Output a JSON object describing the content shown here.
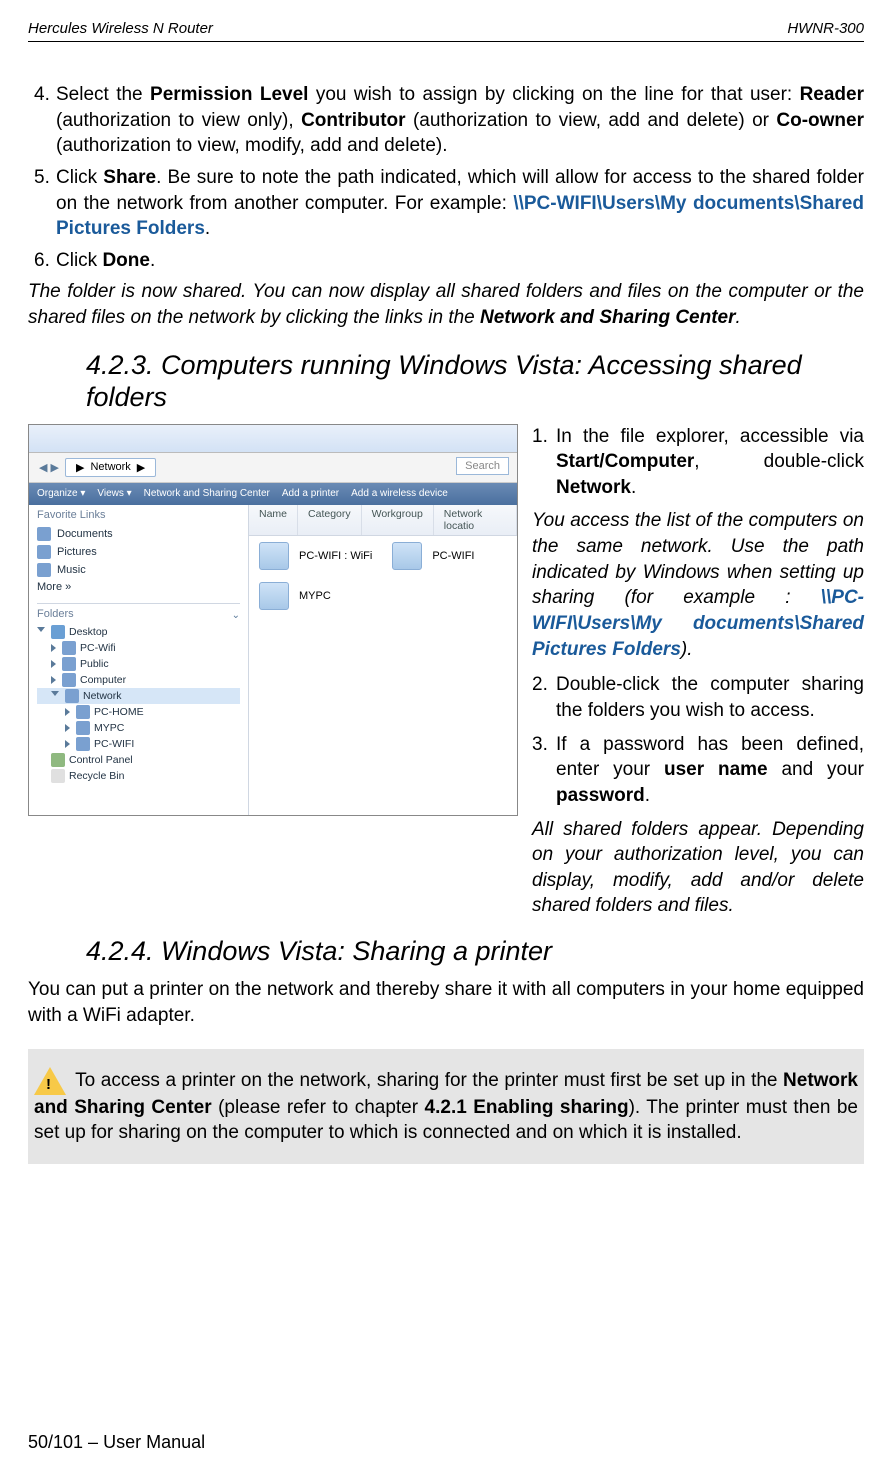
{
  "header": {
    "left": "Hercules Wireless N Router",
    "right": "HWNR-300"
  },
  "footer": "50/101 – User Manual",
  "list1": [
    {
      "num": "4.",
      "pre": "Select the ",
      "b1": "Permission Level",
      "mid1": " you wish to assign by clicking on the line for that user: ",
      "b2": "Reader",
      "mid2": " (authorization to view only), ",
      "b3": "Contributor",
      "mid3": " (authorization to view, add and delete) or ",
      "b4": "Co-owner",
      "mid4": " (authorization to view, modify, add and delete)."
    },
    {
      "num": "5.",
      "pre": "Click ",
      "b1": "Share",
      "mid1": ".  Be sure to note the path indicated, which will allow for access to the shared folder on the network from another computer. For example: ",
      "blue": "\\\\PC-WIFI\\Users\\My documents\\Shared Pictures Folders",
      "post": "."
    },
    {
      "num": "6.",
      "pre": "Click ",
      "b1": "Done",
      "post": "."
    }
  ],
  "note1": {
    "pre": "The folder is now shared.  You can now display all shared folders and files on the computer or the shared files on the network by clicking the links in the ",
    "b": "Network and Sharing Center",
    "post": "."
  },
  "heading1": "4.2.3.  Computers running Windows Vista: Accessing shared folders",
  "heading2": "4.2.4. Windows Vista: Sharing a printer",
  "screenshot": {
    "breadcrumb_arrow": "▶",
    "breadcrumb": "Network",
    "search": "Search",
    "toolbar": [
      "Organize ▾",
      "Views ▾",
      "Network and Sharing Center",
      "Add a printer",
      "Add a wireless device"
    ],
    "fav_label": "Favorite Links",
    "fav_items": [
      "Documents",
      "Pictures",
      "Music",
      "More »"
    ],
    "folders_label": "Folders",
    "tree": [
      "Desktop",
      "PC-Wifi",
      "Public",
      "Computer",
      "Network",
      "PC-HOME",
      "MYPC",
      "PC-WIFI",
      "Control Panel",
      "Recycle Bin"
    ],
    "columns": [
      "Name",
      "Category",
      "Workgroup",
      "Network locatio"
    ],
    "items": [
      "PC-WIFI : WiFi",
      "PC-WIFI",
      "MYPC"
    ]
  },
  "right": {
    "item1": {
      "num": "1.",
      "pre": "In the file explorer, accessible via ",
      "b1": "Start/Computer",
      "mid": ", double-click ",
      "b2": "Network",
      "post": "."
    },
    "para1": {
      "pre": "You access the list of the computers on the same network.  Use the path indicated by Windows when setting up sharing (for example : ",
      "blue": "\\\\PC-WIFI\\Users\\My documents\\Shared Pictures Folders",
      "post": ")."
    },
    "item2": {
      "num": "2.",
      "text": "Double-click the computer sharing the folders you wish to access."
    },
    "item3": {
      "num": "3.",
      "pre": "If a password has been defined, enter your ",
      "b1": "user name",
      "mid": " and your ",
      "b2": "password",
      "post": "."
    },
    "para2": "All shared folders appear. Depending on your authorization level, you can display, modify, add and/or delete shared folders and files."
  },
  "printer_para": "You can put a printer on the network and thereby share it with all computers in your home equipped with a WiFi adapter.",
  "gray": {
    "pre": " To access a printer on the network, sharing for the printer must first be set up in the ",
    "b1": "Network and Sharing Center",
    "mid1": " (please refer to chapter ",
    "b2": "4.2.1 Enabling sharing",
    "post": ").  The printer must then be set up for sharing on the computer to which is connected and on which it is installed."
  }
}
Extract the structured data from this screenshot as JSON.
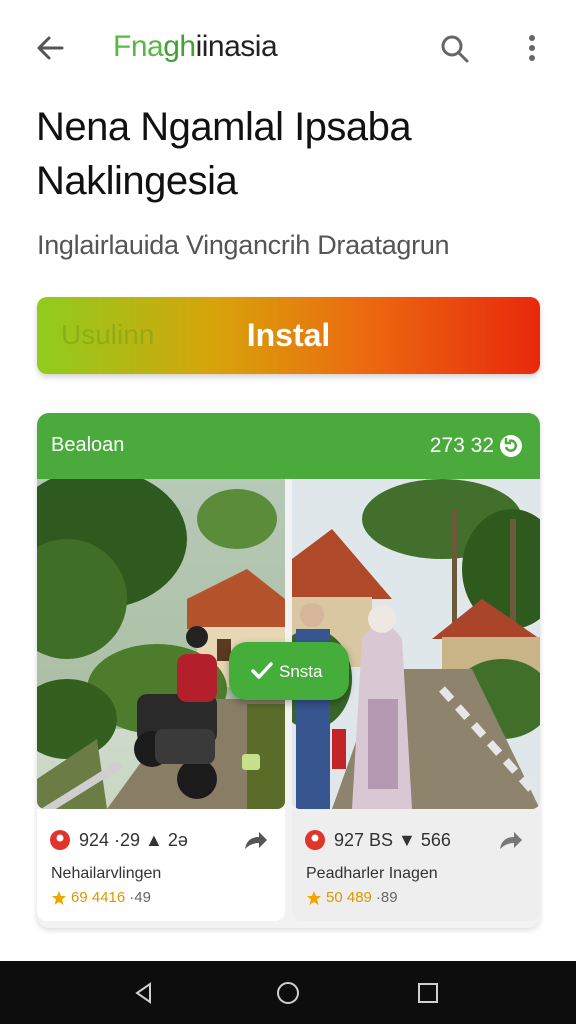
{
  "app_bar": {
    "brand_part1": "Fna",
    "brand_part2": "gh",
    "brand_part3": "iinasia",
    "back_icon": "arrow-left-icon",
    "search_icon": "search-icon",
    "more_icon": "more-vertical-icon"
  },
  "heading": {
    "title_line1": "Nena Ngamlal Ipsaba",
    "title_line2": "Naklingesia",
    "subtitle": "Inglairlauida Vingancrih Draatagrun"
  },
  "install_button": {
    "ghost_label": "Usulinn",
    "label": "Instal",
    "colors": [
      "#8fcc1e",
      "#ec6a10",
      "#e8290c"
    ]
  },
  "card": {
    "header_label": "Bealoan",
    "header_count": "273 32",
    "header_color": "#4aab3c",
    "items": [
      {
        "stats": "924 ·29 ▲ 2ə",
        "name": "Nehailarvlingen",
        "rating": "69 4416",
        "rating_suffix": "·49"
      },
      {
        "stats": "927 BS ▼ 566",
        "name": "Peadharler Inagen",
        "rating": "50 489",
        "rating_suffix": "·89"
      }
    ]
  },
  "overlay_badge": {
    "label": "Snsta",
    "icon": "check-icon"
  },
  "system_nav": {
    "back": "nav-back-icon",
    "home": "nav-home-icon",
    "recents": "nav-recents-icon"
  }
}
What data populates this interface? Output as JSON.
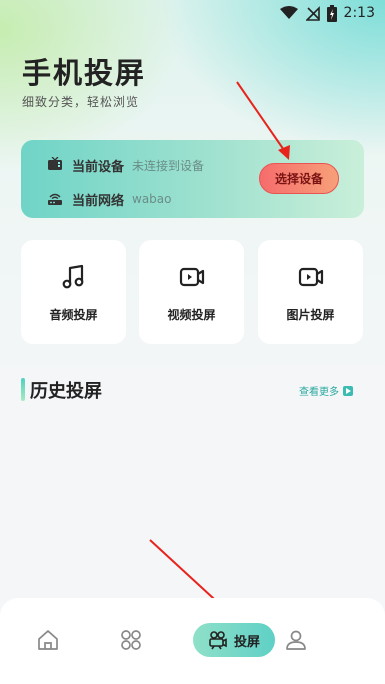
{
  "status_bar": {
    "time": "2:13"
  },
  "header": {
    "title": "手机投屏",
    "subtitle": "细致分类，轻松浏览"
  },
  "device_card": {
    "current_device_label": "当前设备",
    "current_device_value": "未连接到设备",
    "current_network_label": "当前网络",
    "current_network_value": "wabao",
    "select_button": "选择设备"
  },
  "features": [
    {
      "label": "音频投屏",
      "icon": "music-note-icon"
    },
    {
      "label": "视频投屏",
      "icon": "video-camera-icon"
    },
    {
      "label": "图片投屏",
      "icon": "video-camera-icon"
    }
  ],
  "history": {
    "title": "历史投屏",
    "more": "查看更多"
  },
  "tabbar": {
    "items": [
      {
        "icon": "home-icon"
      },
      {
        "icon": "grid-icon"
      },
      {
        "label": "投屏",
        "icon": "projector-icon",
        "active": true
      },
      {
        "icon": "user-icon"
      }
    ]
  },
  "colors": {
    "accent": "#5fd0c6",
    "button": "#f66c6c"
  }
}
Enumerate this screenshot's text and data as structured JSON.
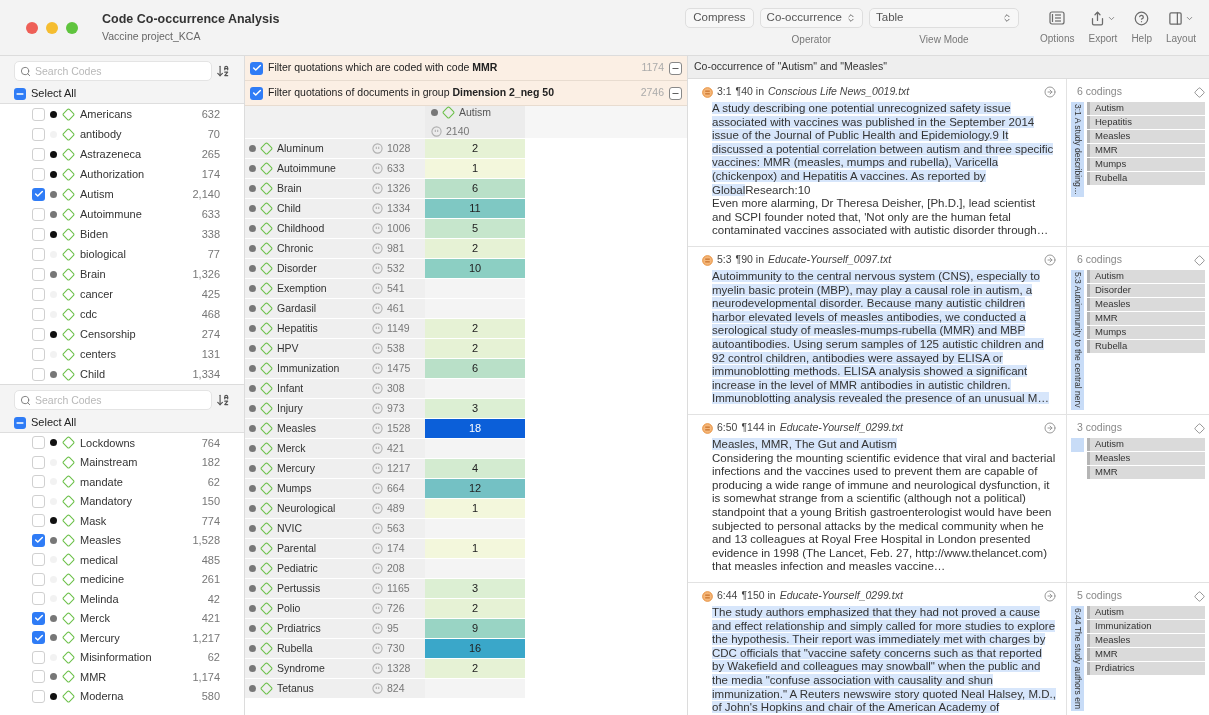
{
  "window": {
    "title": "Code Co-occurrence Analysis",
    "subtitle": "Vaccine project_KCA"
  },
  "toolbar": {
    "compress": "Compress",
    "selects": [
      {
        "value": "Co-occurrence",
        "label": "Operator",
        "wide": false
      },
      {
        "value": "Table",
        "label": "View Mode",
        "wide": true
      }
    ],
    "actions": [
      {
        "kind": "options",
        "label": "Options",
        "menu": false
      },
      {
        "kind": "export",
        "label": "Export",
        "menu": true
      },
      {
        "kind": "help",
        "label": "Help",
        "menu": false
      },
      {
        "kind": "layout",
        "label": "Layout",
        "menu": true
      }
    ]
  },
  "code_lists": [
    {
      "search_placeholder": "Search Codes",
      "select_all": {
        "label": "Select All",
        "mixed": true
      },
      "codes": [
        {
          "name": "Americans",
          "count": "632",
          "checked": false,
          "color": "#111111"
        },
        {
          "name": "antibody",
          "count": "70",
          "checked": false,
          "color": "#f2f2f2"
        },
        {
          "name": "Astrazeneca",
          "count": "265",
          "checked": false,
          "color": "#111111"
        },
        {
          "name": "Authorization",
          "count": "174",
          "checked": false,
          "color": "#111111"
        },
        {
          "name": "Autism",
          "count": "2,140",
          "checked": true,
          "color": "#777777"
        },
        {
          "name": "Autoimmune",
          "count": "633",
          "checked": false,
          "color": "#777777"
        },
        {
          "name": "Biden",
          "count": "338",
          "checked": false,
          "color": "#111111"
        },
        {
          "name": "biological",
          "count": "77",
          "checked": false,
          "color": "#f2f2f2"
        },
        {
          "name": "Brain",
          "count": "1,326",
          "checked": false,
          "color": "#777777"
        },
        {
          "name": "cancer",
          "count": "425",
          "checked": false,
          "color": "#f2f2f2"
        },
        {
          "name": "cdc",
          "count": "468",
          "checked": false,
          "color": "#f2f2f2"
        },
        {
          "name": "Censorship",
          "count": "274",
          "checked": false,
          "color": "#111111"
        },
        {
          "name": "centers",
          "count": "131",
          "checked": false,
          "color": "#f2f2f2"
        },
        {
          "name": "Child",
          "count": "1,334",
          "checked": false,
          "color": "#777777"
        }
      ]
    },
    {
      "search_placeholder": "Search Codes",
      "select_all": {
        "label": "Select All",
        "mixed": true
      },
      "codes": [
        {
          "name": "Lockdowns",
          "count": "764",
          "checked": false,
          "color": "#111111"
        },
        {
          "name": "Mainstream",
          "count": "182",
          "checked": false,
          "color": "#f2f2f2"
        },
        {
          "name": "mandate",
          "count": "62",
          "checked": false,
          "color": "#f2f2f2"
        },
        {
          "name": "Mandatory",
          "count": "150",
          "checked": false,
          "color": "#f2f2f2"
        },
        {
          "name": "Mask",
          "count": "774",
          "checked": false,
          "color": "#111111"
        },
        {
          "name": "Measles",
          "count": "1,528",
          "checked": true,
          "color": "#777777"
        },
        {
          "name": "medical",
          "count": "485",
          "checked": false,
          "color": "#f2f2f2"
        },
        {
          "name": "medicine",
          "count": "261",
          "checked": false,
          "color": "#f2f2f2"
        },
        {
          "name": "Melinda",
          "count": "42",
          "checked": false,
          "color": "#f2f2f2"
        },
        {
          "name": "Merck",
          "count": "421",
          "checked": true,
          "color": "#777777"
        },
        {
          "name": "Mercury",
          "count": "1,217",
          "checked": true,
          "color": "#777777"
        },
        {
          "name": "Misinformation",
          "count": "62",
          "checked": false,
          "color": "#f2f2f2"
        },
        {
          "name": "MMR",
          "count": "1,174",
          "checked": false,
          "color": "#777777"
        },
        {
          "name": "Moderna",
          "count": "580",
          "checked": false,
          "color": "#111111"
        }
      ]
    }
  ],
  "filters": [
    {
      "label": "Filter quotations which are coded with code **MMR**",
      "checked": true,
      "count": "1174"
    },
    {
      "label": "Filter quotations of documents in group **Dimension 2_neg 50**",
      "checked": true,
      "count": "2746"
    }
  ],
  "table": {
    "column": {
      "name": "Autism",
      "count": "2140",
      "color": "#777777"
    },
    "rows": [
      {
        "name": "Aluminum",
        "count": "1028",
        "value": "2",
        "color": "#e6f2d5"
      },
      {
        "name": "Autoimmune",
        "count": "633",
        "value": "1",
        "color": "#f3f7dc"
      },
      {
        "name": "Brain",
        "count": "1326",
        "value": "6",
        "color": "#b9e0c8"
      },
      {
        "name": "Child",
        "count": "1334",
        "value": "11",
        "color": "#7fc8c3"
      },
      {
        "name": "Childhood",
        "count": "1006",
        "value": "5",
        "color": "#c6e6cc"
      },
      {
        "name": "Chronic",
        "count": "981",
        "value": "2",
        "color": "#e6f2d5"
      },
      {
        "name": "Disorder",
        "count": "532",
        "value": "10",
        "color": "#8ccfc3"
      },
      {
        "name": "Exemption",
        "count": "541",
        "color": "#f4f4f4"
      },
      {
        "name": "Gardasil",
        "count": "461",
        "color": "#f4f4f4"
      },
      {
        "name": "Hepatitis",
        "count": "1149",
        "value": "2",
        "color": "#e6f2d5"
      },
      {
        "name": "HPV",
        "count": "538",
        "value": "2",
        "color": "#e6f2d5"
      },
      {
        "name": "Immunization",
        "count": "1475",
        "value": "6",
        "color": "#b9e0c8"
      },
      {
        "name": "Infant",
        "count": "308",
        "color": "#f4f4f4"
      },
      {
        "name": "Injury",
        "count": "973",
        "value": "3",
        "color": "#dcefd3"
      },
      {
        "name": "Measles",
        "count": "1528",
        "value": "18",
        "color": "#0b5fd9"
      },
      {
        "name": "Merck",
        "count": "421",
        "color": "#f4f4f4"
      },
      {
        "name": "Mercury",
        "count": "1217",
        "value": "4",
        "color": "#d3ebd0"
      },
      {
        "name": "Mumps",
        "count": "664",
        "value": "12",
        "color": "#74c1c4"
      },
      {
        "name": "Neurological",
        "count": "489",
        "value": "1",
        "color": "#f3f7dc"
      },
      {
        "name": "NVIC",
        "count": "563",
        "color": "#f4f4f4"
      },
      {
        "name": "Parental",
        "count": "174",
        "value": "1",
        "color": "#f3f7dc"
      },
      {
        "name": "Pediatric",
        "count": "208",
        "color": "#f4f4f4"
      },
      {
        "name": "Pertussis",
        "count": "1165",
        "value": "3",
        "color": "#dcefd3"
      },
      {
        "name": "Polio",
        "count": "726",
        "value": "2",
        "color": "#e6f2d5"
      },
      {
        "name": "Prdiatrics",
        "count": "95",
        "value": "9",
        "color": "#99d4c4"
      },
      {
        "name": "Rubella",
        "count": "730",
        "value": "16",
        "color": "#3aa7c9"
      },
      {
        "name": "Syndrome",
        "count": "1328",
        "value": "2",
        "color": "#e6f2d5"
      },
      {
        "name": "Tetanus",
        "count": "824",
        "color": "#f4f4f4"
      }
    ]
  },
  "cooccurrence": {
    "title": "Co-occurrence of \"Autism\" and \"Measles\"",
    "quotations": [
      {
        "id": "3:1",
        "location": "¶40 in",
        "document": "Conscious Life News_0019.txt",
        "highlight": "A study describing one potential unrecognized safety issue associated with vaccines was published in the September 2014 issue of the Journal of Public Health and Epidemiology.9 It discussed a potential correlation between autism and three specific vaccines: MMR (measles, mumps and rubella), Varicella (chickenpox) and Hepatitis A vaccines. As reported by Global",
        "text": "Research:10\nEven more alarming, Dr Theresa Deisher, [Ph.D.], lead scientist and SCPI founder noted that, 'Not only are the human fetal contaminated vaccines associated with autistic disorder through…",
        "strip_label": "3:1 A study describing…",
        "codings": "6 codings",
        "codes": [
          "Autism",
          "Hepatitis",
          "Measles",
          "MMR",
          "Mumps",
          "Rubella"
        ]
      },
      {
        "id": "5:3",
        "location": "¶90 in",
        "document": "Educate-Yourself_0097.txt",
        "highlight": "Autoimmunity to the central nervous system (CNS), especially to myelin basic protein (MBP), may play a causal role in autism, a neurodevelopmental disorder. Because many autistic children harbor elevated levels of measles antibodies, we conducted a serological study of measles-mumps-rubella (MMR) and MBP autoantibodies. Using serum samples of 125 autistic children and 92 control children, antibodies were assayed by ELISA or immunoblotting methods. ELISA analysis showed a significant increase in the level of MMR antibodies in autistic children. Immunoblotting analysis revealed the presence of an unusual M…",
        "strip_label": "5:3 Autoimmunity to the central nerv",
        "codings": "6 codings",
        "codes": [
          "Autism",
          "Disorder",
          "Measles",
          "MMR",
          "Mumps",
          "Rubella"
        ]
      },
      {
        "id": "6:50",
        "location": "¶144 in",
        "document": "Educate-Yourself_0299.txt",
        "highlight": "Measles, MMR, The Gut and Autism",
        "text": "\nConsidering the mounting scientific evidence that viral and bacterial infections and the vaccines used to prevent them are capable of producing a wide range of immune and neurological dysfunction, it is somewhat strange from a scientific (although not a political) standpoint that a young British gastroenterologist would have been subjected to personal attacks by the medical community when he and 13 colleagues at Royal Free Hospital in London presented evidence in 1998 (The Lancet, Feb. 27, http://www.thelancet.com) that measles infection and measles vaccine…",
        "codings": "3 codings",
        "codes": [
          "Autism",
          "Measles",
          "MMR"
        ]
      },
      {
        "id": "6:44",
        "location": "¶150 in",
        "document": "Educate-Yourself_0299.txt",
        "highlight": "The study authors emphasized that they had not proved a cause and effect relationship and simply called for more studies to explore the hypothesis. Their report was immediately met with charges by CDC officials that \"vaccine safety concerns such as that reported by Wakefield and colleagues may snowball\" when the public and the media \"confuse association with causality and shun immunization.\" A Reuters newswire story quoted Neal Halsey, M.D., of John's Hopkins and chair of the American Academy of",
        "strip_label": "6:44 The study authors em",
        "codings": "5 codings",
        "codes": [
          "Autism",
          "Immunization",
          "Measles",
          "MMR",
          "Prdiatrics"
        ]
      }
    ]
  }
}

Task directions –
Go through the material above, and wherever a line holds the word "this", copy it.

Exercise solution –
Extract the structured data from this screenshot as JSON.
What data populates this interface? Output as JSON.
Enumerate this screenshot's text and data as structured JSON.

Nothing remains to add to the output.